EWG has urged the Trump administration and Congress to take a series of steps to protect the public from further exposure to PFAS chemicals, including:
- Identify PFAS pollution sources and regulate discharges into the air and water.
- Identify the scope of PFAS contamination through regular testing and monitoring.
- Take PFAS out of consumer products.
- Stop approving new PFAS chemicals.
- Set and enforce PFAS cleanup standards.
Look for information about PFAS chemicals here.
[i] Rappazzo KM, Coffman E, Hines EP. 2017. Exposure to perfluorinated alkyl substances and health outcomes in children: A systematic review of the epidemiologic literature. International Journal of Environmental Research and Public Health. 14(7):691. Available at: https://www.mdpi.com/1660-4601/14/7/691/htm
[iii] National Toxicology Program. 2016. NTP Monograph on Immunotoxicity Associated with Exposure to Perfluorooctanoic Acid or Perfluorooctane Sulfonate. Available at: https://ntp.niehs.nih.gov/ntp/ohat/pfoa_pfos/pfoa_pfosmonograph_508.pdf
[iv] Grandjean P, Heilmann C, Weihe P, Nielsen F, Mogensen UB, Timmermann A, Budtz-Jørgensen E. 2017. Estimated exposures to perfluorinated compounds in infancy predict attenuated vaccine antibody concentrations at age 5-years. Journal of immunotoxicology, 14(1):188–195. Available at: https://www.ncbi.nlm.nih.gov/pmc/articles/PMC6190594/

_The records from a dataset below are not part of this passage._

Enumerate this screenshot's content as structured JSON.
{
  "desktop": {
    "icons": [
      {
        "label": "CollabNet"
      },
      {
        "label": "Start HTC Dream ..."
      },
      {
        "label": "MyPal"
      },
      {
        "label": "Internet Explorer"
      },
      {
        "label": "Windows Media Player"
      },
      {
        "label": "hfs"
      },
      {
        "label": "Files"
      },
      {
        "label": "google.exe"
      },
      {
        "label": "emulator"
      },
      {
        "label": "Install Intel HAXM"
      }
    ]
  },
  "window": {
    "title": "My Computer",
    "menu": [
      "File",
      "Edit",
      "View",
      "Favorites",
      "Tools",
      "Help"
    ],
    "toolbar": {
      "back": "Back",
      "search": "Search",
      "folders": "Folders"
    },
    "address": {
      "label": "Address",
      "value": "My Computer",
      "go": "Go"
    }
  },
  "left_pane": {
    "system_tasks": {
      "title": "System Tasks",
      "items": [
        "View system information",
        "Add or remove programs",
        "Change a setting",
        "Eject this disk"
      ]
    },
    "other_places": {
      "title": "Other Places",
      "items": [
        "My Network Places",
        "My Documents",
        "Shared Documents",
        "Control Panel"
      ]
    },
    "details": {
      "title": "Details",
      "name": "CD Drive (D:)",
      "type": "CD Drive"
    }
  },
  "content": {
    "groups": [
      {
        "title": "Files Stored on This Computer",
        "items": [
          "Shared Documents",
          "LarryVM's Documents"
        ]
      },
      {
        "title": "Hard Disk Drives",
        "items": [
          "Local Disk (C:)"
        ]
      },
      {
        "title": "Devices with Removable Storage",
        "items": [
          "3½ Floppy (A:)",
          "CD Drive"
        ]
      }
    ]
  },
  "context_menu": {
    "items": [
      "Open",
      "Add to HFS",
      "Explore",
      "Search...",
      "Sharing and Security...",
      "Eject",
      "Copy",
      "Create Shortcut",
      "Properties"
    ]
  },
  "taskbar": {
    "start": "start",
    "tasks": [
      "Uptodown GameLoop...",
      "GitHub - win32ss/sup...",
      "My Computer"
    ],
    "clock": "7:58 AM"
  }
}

[v] Grandjean P and Budtz-Jørgensen E. 2013. Immunotoxicity of perfluorinated alkylates: calculation of benchmark doses based on serum concentrations in children Environmental Health. 12:35. Available at: https://ehjournal.biomedcentral.com/track/pdf/10.1186/1476-069X-12-35
[vi] Timmermann CAG, Jensen KJ, Nielsen F, Budtz-Jørgensen E, Benn CS, Grandjean P, Kisker AB. 2019. PFASs and decreased Vaccine Response in Guinea-Bissau Children. Conference Abstract. Per- and Polyfluoroalkyl Substances: Second National Conference. Northeastern University, Boston, Mass.

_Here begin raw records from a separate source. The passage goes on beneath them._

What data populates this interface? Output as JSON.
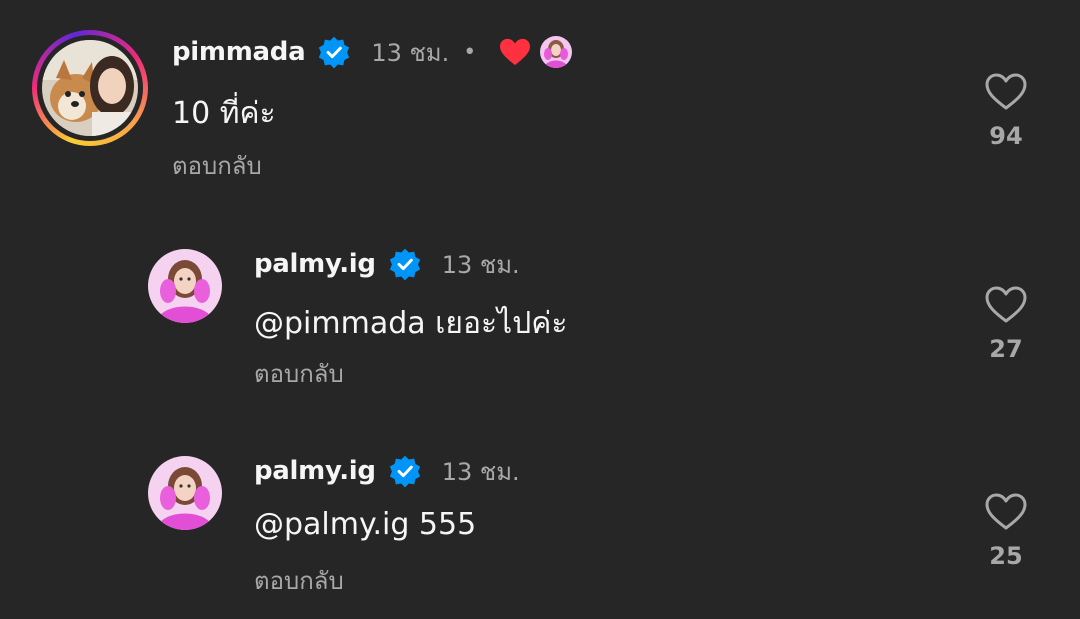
{
  "comments": [
    {
      "username": "pimmada",
      "time": "13 ชม.",
      "separator": "•",
      "text": "10 ที่ค่ะ",
      "reply_label": "ตอบกลับ",
      "likes": "94",
      "verified": true,
      "author_liked": true
    },
    {
      "username": "palmy.ig",
      "time": "13 ชม.",
      "text": "@pimmada เยอะไปค่ะ",
      "reply_label": "ตอบกลับ",
      "likes": "27",
      "verified": true
    },
    {
      "username": "palmy.ig",
      "time": "13 ชม.",
      "text": "@palmy.ig 555",
      "reply_label": "ตอบกลับ",
      "likes": "25",
      "verified": true
    }
  ],
  "colors": {
    "background": "#262626",
    "verified_blue": "#0095f6",
    "heart_red": "#ff3040",
    "secondary_text": "#a8a8a8"
  },
  "icons": {
    "verified": "verified-badge-icon",
    "like": "heart-outline-icon",
    "author_like": "heart-filled-icon"
  }
}
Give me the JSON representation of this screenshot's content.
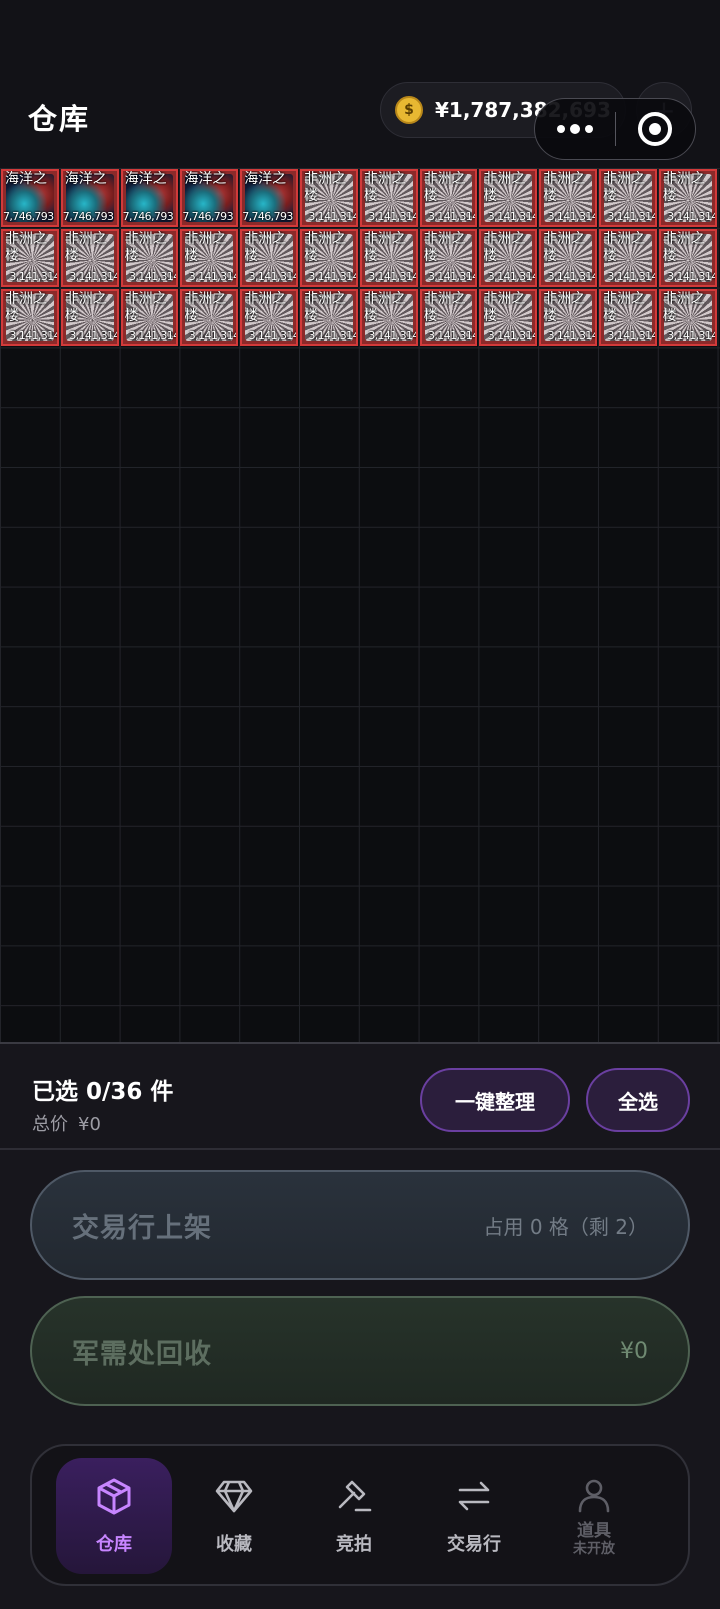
{
  "header": {
    "title": "仓库",
    "balance": "¥1,787,382,693",
    "coin_symbol": "$",
    "plus_label": "+"
  },
  "inventory": {
    "ocean_name": "海洋之",
    "ocean_price": "7,746,793",
    "africa_name": "非洲之",
    "africa_name_2": "楼",
    "africa_price": "3,141,314",
    "slots": [
      "ocean",
      "ocean",
      "ocean",
      "ocean",
      "ocean",
      "africa",
      "africa",
      "africa",
      "africa",
      "africa",
      "africa",
      "africa",
      "africa",
      "africa",
      "africa",
      "africa",
      "africa",
      "africa",
      "africa",
      "africa",
      "africa",
      "africa",
      "africa",
      "africa",
      "africa",
      "africa",
      "africa",
      "africa",
      "africa",
      "africa",
      "africa",
      "africa",
      "africa",
      "africa",
      "africa",
      "africa"
    ],
    "item_border_color": "#d23a3a"
  },
  "selection": {
    "selected_text": "已选 0/36 件",
    "total_label": "总价",
    "total_value": "¥0",
    "organize_label": "一键整理",
    "select_all_label": "全选"
  },
  "actions": {
    "market_label": "交易行上架",
    "market_side": "占用 0 格（剩 2）",
    "recycle_label": "军需处回收",
    "recycle_side": "¥0"
  },
  "nav": {
    "items": [
      {
        "label": "仓库",
        "icon": "box-icon",
        "active": true
      },
      {
        "label": "收藏",
        "icon": "diamond-icon"
      },
      {
        "label": "竞拍",
        "icon": "gavel-icon"
      },
      {
        "label": "交易行",
        "icon": "swap-icon"
      },
      {
        "label": "道具",
        "sub": "未开放",
        "icon": "user-icon",
        "disabled": true
      }
    ]
  },
  "colors": {
    "accent": "#c785ff",
    "background": "#121217"
  }
}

[viii] Looker C, Luster M, Calafat AM, Johnson VJ, Burleson GR, Burleson FG, Fletcher T. 2014. Influenza Vaccine Response in Adults Exposed to Perfluorooctanoate and Perfluorooctanesulfonate. Toxicology Sciences. 138(1):76:88.
[ix] Kielsen K, Shamim Z, Ryder LP, Nielsen F, Grandjean P, Budtz-Jørgensen E, Heilmann C. 2016. Antibody response to booster vaccination with tetanus and diphtheria in adults exposed to perfluorinated alkylates. J Immunotoxicology. 13(2):270-273. Available at: https://www.ncbi.nlm.nih.gov/pmc/articles/PMC4739630/

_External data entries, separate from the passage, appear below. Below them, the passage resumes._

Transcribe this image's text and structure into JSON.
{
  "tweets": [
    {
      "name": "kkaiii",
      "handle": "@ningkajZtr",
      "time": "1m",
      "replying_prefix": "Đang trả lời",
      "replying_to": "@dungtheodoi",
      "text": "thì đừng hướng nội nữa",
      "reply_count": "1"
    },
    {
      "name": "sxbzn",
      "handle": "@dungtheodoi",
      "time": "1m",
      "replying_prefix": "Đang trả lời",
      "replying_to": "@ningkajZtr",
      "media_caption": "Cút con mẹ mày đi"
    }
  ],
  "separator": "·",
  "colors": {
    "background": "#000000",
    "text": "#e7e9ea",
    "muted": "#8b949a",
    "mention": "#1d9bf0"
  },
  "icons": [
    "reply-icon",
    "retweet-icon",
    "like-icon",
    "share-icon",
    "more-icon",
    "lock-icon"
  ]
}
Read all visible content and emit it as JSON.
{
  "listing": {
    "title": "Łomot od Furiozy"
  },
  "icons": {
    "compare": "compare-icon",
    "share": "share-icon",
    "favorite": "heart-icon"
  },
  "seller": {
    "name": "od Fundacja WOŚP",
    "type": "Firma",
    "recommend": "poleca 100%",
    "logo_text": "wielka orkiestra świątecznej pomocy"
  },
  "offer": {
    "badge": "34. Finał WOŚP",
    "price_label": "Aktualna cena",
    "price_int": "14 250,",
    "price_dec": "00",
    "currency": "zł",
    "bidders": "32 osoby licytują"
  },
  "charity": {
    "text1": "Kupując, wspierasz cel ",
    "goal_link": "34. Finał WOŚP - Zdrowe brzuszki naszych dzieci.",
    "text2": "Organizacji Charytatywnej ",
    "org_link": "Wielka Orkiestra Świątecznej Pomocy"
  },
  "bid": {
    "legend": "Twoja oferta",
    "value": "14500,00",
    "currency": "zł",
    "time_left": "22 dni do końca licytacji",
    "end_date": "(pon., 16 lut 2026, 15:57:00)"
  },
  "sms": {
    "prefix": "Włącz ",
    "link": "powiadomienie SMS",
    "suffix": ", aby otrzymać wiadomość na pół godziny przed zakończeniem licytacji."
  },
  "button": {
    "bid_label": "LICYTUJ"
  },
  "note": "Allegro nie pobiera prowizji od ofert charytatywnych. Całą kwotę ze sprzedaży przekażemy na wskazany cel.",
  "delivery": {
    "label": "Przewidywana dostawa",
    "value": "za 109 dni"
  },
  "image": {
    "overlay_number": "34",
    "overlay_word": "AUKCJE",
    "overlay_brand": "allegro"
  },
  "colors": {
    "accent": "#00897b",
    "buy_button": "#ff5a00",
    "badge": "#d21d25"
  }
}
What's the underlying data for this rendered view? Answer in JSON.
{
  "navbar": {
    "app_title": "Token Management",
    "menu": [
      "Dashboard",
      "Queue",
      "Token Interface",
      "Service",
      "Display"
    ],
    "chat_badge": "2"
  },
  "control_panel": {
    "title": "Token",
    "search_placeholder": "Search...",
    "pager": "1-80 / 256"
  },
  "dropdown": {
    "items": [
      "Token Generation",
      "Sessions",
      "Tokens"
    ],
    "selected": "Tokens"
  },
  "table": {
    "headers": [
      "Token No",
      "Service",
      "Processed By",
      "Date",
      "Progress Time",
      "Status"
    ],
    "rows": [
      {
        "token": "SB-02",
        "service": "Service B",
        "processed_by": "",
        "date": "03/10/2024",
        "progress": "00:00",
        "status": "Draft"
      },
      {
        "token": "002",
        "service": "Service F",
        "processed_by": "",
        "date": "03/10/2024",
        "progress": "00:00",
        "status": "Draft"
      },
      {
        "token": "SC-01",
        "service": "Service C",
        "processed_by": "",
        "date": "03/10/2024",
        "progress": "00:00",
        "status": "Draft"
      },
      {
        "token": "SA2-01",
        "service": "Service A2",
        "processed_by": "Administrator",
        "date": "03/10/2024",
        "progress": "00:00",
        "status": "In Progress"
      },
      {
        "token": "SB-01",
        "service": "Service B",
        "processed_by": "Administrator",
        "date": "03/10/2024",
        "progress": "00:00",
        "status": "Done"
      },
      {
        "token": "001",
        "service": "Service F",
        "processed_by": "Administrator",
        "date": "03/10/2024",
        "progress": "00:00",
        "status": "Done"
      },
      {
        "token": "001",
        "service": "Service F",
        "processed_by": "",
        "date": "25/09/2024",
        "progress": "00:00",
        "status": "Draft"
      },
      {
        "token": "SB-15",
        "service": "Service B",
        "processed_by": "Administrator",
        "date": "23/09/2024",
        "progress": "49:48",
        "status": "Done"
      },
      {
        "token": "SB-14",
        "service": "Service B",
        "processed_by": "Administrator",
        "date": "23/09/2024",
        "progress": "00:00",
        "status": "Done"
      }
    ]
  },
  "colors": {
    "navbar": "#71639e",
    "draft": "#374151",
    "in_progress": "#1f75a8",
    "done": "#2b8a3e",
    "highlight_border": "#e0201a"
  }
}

[x] Dong GH, Tung KY, Tsai CH, Liu MM, Wang D, Liu W, Jin YH, Hsieh WS, Lee YL, Chen PC. 2013. Serum polyfluoroalkyl concentrations, asthma outcomes, and immunological markers in a case-control study of Taiwanese children. Environmental Health Perspectives 121(4):507-13. Available at: https://www.ncbi.nlm.nih.gov/pmc/articles/PMC3620752/
[xi] Averina M, Brox J, Huber S, Furberg AS, Sørensen M. 2019. Serum perfluoroalkyl substance (PFAS) and risk of asthma and various allergies in adolescents. The Tromsø study Fit Futures in Northern Norway. Environmental Research 169:114-121. Available at: https://www.sciencedirect.com/science/article/pii/S0013935118305760?via%3Dihub
[xii] Buser MC and F Scinicariello. 2016. Perfluoroalkyl substances and food allergies in adolescents. Environment International. 88:74-79. Available at: https://www.sciencedirect.com/science/article/pii/S0160412015301227?via%3Dihub
[xiii] Dalsager L, Christensen N, Husby S, Kyhl H, Nielsen F, Host A, Grandjean P, Jensen TK. 2016. Association between prenatal exposure to perfluorinated compounds and symptoms of infections at age 1-4 years among 359 children in the Odense Child Cohort. Environment International. 96:58-64. Available at: https://www.sciencedirect.com/science/article/pii/S0160412016303245?via%3Dihub
[xiv] Granum B, Haug LS, Namork E, Stolevik SB, Thomsen C, Aaberge IS, van Loveren H, Lovik M, Nygaard UC. 2013. Pre-natal exposure to perfluoroalkyl substances may be associated with altered vaccine antibody levels and immune-related health outcomes in early childhood. Journal of Immunotoxicology. 10(4):373-9. Available at: https://www.tandfonline.com/doi/full/10.3109/1547691X.2012.755580